Today's lesson for the Blog Triage class was to make a couple of changes to our blog so it would have more of a visual impact. These are a before and after pictures from one of my post. Before is located on the left and After is on located on the right.

Here are some noticiable changes to the blog.

Font: The font in most of the post, title and side bar has been changed from Times New Roman to Arial. Arial is one of my fonts of choice and as we learned today, it is easier to the eyes. I discovered make Arial into a default text. Hooray… no more forgetfulness of having Times when what I really want is Arial.

The Header: I couldn't tell what the font was originally in the header. I can only tell you that it has changed to Georgia.

Font size: The font size to the post text has also been made larger so it is easier to read. I was able to increase the font size in the settings. So it is still normal but looks larger.

Photograph at the top of this post has been increased in size. An extra photo had been added lower down the post. Another photo has been changed in a previous post.

Colour change to the header, title and links.
The header has been changed from light grey to black.
The titles were originally orange but are now black.
The links The link colour was a little bit of a problem for me as the paler blue links made the difficult to distinguish from the text. And now they are one of my favourite colours.

Another alteration that has been made is trying to have some sort of consistency of labelling artwork throughout the blog.

It looks much better!

Over all I am pleased with the changes but will have to return to it with some changes at a later date. There are still a few more tweaks I would like to do such as add a few more photos to a post and work on developing a header.

Thanks for Alyson's advice. There has been so much improvement to it all ready.

Kim Bennett

Sunday, 3 May 2009

A Kreativ Blog Award!

Hurray! Smiles to go all around!
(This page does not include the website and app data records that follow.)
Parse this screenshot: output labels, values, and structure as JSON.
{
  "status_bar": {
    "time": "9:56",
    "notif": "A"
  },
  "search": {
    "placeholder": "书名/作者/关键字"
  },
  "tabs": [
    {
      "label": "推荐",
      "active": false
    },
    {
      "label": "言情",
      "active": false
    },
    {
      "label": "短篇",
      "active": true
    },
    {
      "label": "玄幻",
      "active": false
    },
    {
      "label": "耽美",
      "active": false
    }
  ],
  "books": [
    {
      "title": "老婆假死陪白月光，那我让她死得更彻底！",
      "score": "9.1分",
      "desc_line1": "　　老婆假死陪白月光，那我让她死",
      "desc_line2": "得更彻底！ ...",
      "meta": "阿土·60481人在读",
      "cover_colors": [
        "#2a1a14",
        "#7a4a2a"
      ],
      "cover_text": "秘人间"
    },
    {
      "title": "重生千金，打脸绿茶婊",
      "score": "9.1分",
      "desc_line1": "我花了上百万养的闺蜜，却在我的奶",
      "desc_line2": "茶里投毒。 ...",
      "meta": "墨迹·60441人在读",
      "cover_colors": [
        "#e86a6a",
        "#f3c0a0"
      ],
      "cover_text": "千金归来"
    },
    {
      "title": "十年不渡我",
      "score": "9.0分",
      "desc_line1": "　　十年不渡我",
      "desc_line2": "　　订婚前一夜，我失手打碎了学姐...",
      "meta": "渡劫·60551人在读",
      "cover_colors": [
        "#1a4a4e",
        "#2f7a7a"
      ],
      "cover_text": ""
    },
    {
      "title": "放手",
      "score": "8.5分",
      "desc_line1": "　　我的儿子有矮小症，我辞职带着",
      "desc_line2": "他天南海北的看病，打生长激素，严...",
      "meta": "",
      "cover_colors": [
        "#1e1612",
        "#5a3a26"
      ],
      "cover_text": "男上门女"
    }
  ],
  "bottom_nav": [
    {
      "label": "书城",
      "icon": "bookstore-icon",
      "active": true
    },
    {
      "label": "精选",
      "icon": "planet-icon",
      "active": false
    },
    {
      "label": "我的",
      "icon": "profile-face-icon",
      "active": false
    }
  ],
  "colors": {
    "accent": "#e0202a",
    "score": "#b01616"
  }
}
I received my first blog award!

Laure Ferlita
has graced me with the Kreative Blogger award.

I have had a wonderful time looking through Laure’s blog Painted Thoughts. She is also in the process of starting a Painted Thoughts Sales Blog which will eventually house her painted works for sale. Best of luck on your new blog venture Laure!

Here are my 7 things I love in no particular order.

Cool wind on a warm summer night

Wading in the creek

Smell of fresh air in the morning

Creativity! Is there anything better?

My family and friends and a jolly cat named Spatz.

I love listening to music with my brother Mark. It just sounds so much better when he is there.

My one pair of woolly socks to keep me warm.

-Kim Bennett

Friday, 1 May 2009

Wounded Blog in Need of Help.

I got myself a prescription and enrolled in the 4-week course Blog Triage course with Cynthia Morris and Alyson Stanfield.

The first part of the lesson is to describe the people I want to visit and read my blog. The second part is to describe what kind of change and growth I would like to experience through blogging.

My blog serves or is going to as an outlet to share things that I am unable to cover in class and connect with other artists. I also wish to share my own experiences and insights that I encounter while painting. And let’s have some fun too!

So artist, student, art appreciators, lovers, patrons, family, friend’s and anyone else that I have forgot to mention. Learn and share this journey with me!

-Kim Bennett